## Task instructions
Where in the data below does the word "label" appear? Copy each line that holds it.

(Excerpts from an interface dataset)
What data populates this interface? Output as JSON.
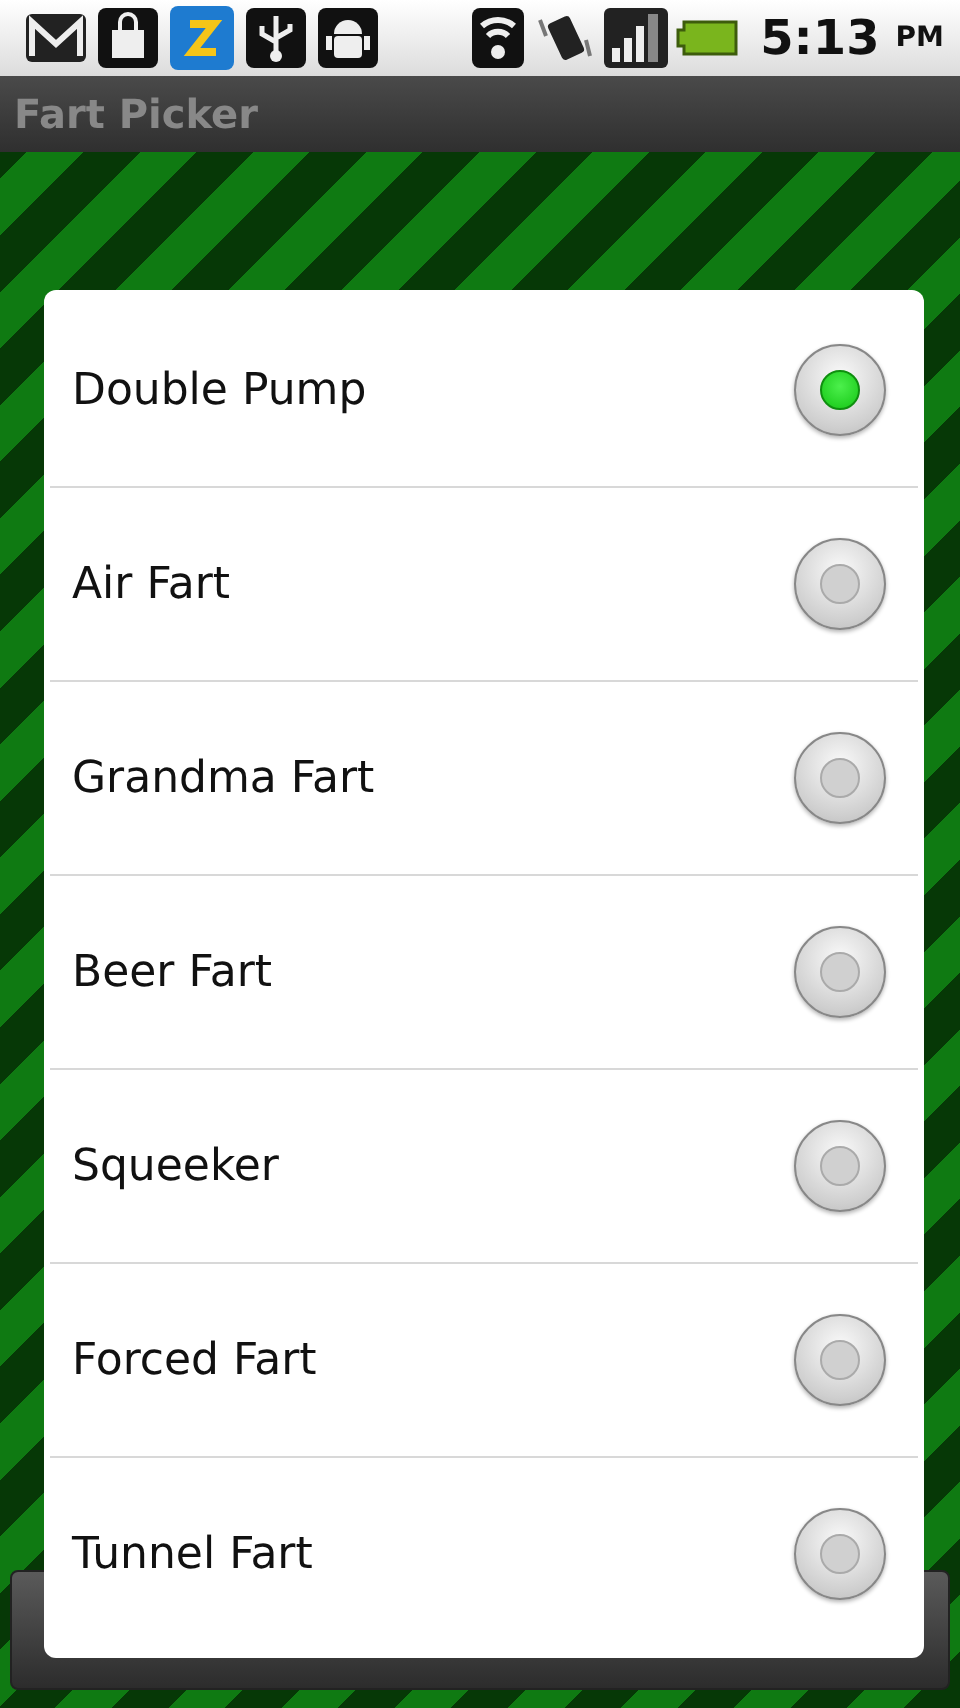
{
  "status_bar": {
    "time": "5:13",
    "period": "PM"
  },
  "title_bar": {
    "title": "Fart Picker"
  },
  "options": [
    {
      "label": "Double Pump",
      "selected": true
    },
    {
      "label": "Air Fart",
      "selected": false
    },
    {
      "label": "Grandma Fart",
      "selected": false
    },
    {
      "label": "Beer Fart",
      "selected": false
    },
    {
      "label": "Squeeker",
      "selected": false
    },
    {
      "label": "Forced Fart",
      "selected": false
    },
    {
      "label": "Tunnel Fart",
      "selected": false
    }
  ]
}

## Exercise output
      "label": "Double Pump",
      "label": "Air Fart",
      "label": "Grandma Fart",
      "label": "Beer Fart",
      "label": "Squeeker",
      "label": "Forced Fart",
      "label": "Tunnel Fart",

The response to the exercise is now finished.